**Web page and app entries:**
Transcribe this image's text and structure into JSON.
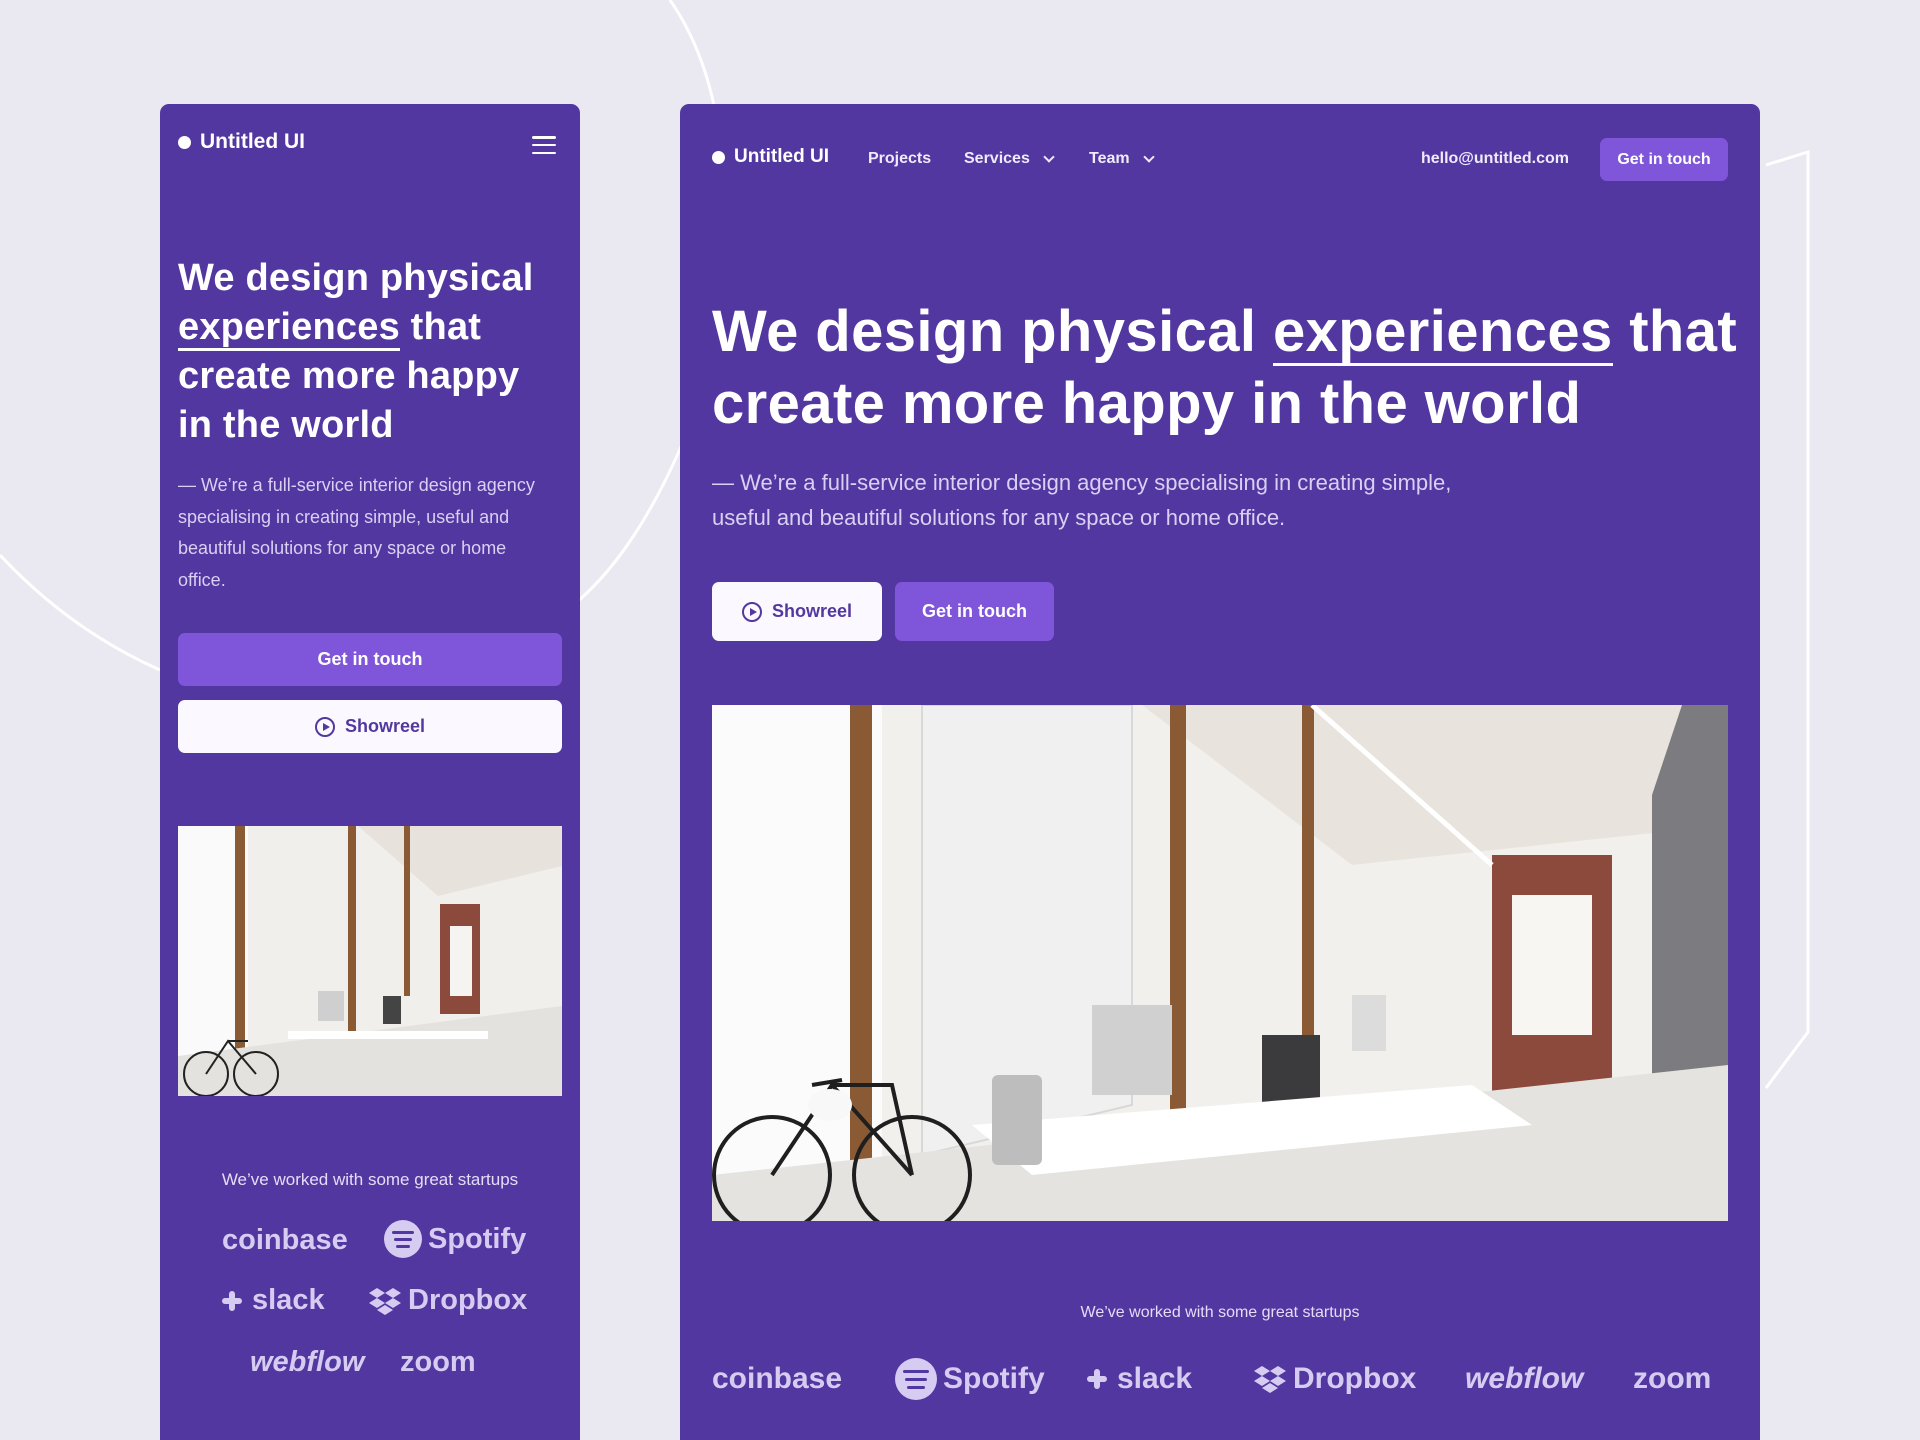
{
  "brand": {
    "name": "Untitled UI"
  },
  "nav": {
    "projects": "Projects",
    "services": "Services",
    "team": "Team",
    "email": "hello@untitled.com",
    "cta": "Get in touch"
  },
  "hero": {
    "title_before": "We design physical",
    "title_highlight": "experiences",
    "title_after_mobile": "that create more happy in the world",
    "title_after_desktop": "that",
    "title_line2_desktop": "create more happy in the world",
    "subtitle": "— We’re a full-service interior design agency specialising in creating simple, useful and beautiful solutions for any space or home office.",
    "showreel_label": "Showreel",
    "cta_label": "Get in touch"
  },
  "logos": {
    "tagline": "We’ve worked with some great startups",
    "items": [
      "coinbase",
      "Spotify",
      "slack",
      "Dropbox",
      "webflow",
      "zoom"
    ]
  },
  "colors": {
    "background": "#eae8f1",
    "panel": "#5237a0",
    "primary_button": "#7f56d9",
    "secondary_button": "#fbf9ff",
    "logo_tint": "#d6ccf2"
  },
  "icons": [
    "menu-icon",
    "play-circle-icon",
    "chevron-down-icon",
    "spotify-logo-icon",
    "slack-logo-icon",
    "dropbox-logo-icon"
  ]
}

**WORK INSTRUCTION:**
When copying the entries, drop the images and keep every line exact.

**EXERCISE RESULT:**
Transcribe this image's text and structure into JSON.
{
  "brand": {
    "name": "Untitled UI"
  },
  "nav": {
    "projects": "Projects",
    "services": "Services",
    "team": "Team",
    "email": "hello@untitled.com",
    "cta": "Get in touch"
  },
  "hero": {
    "title_before": "We design physical",
    "title_highlight": "experiences",
    "title_after_mobile": "that create more happy in the world",
    "title_after_desktop": "that",
    "title_line2_desktop": "create more happy in the world",
    "subtitle": "— We’re a full-service interior design agency specialising in creating simple, useful and beautiful solutions for any space or home office.",
    "showreel_label": "Showreel",
    "cta_label": "Get in touch"
  },
  "logos": {
    "tagline": "We’ve worked with some great startups",
    "items": [
      "coinbase",
      "Spotify",
      "slack",
      "Dropbox",
      "webflow",
      "zoom"
    ]
  },
  "colors": {
    "background": "#eae8f1",
    "panel": "#5237a0",
    "primary_button": "#7f56d9",
    "secondary_button": "#fbf9ff",
    "logo_tint": "#d6ccf2"
  },
  "icons": [
    "menu-icon",
    "play-circle-icon",
    "chevron-down-icon",
    "spotify-logo-icon",
    "slack-logo-icon",
    "dropbox-logo-icon"
  ]
}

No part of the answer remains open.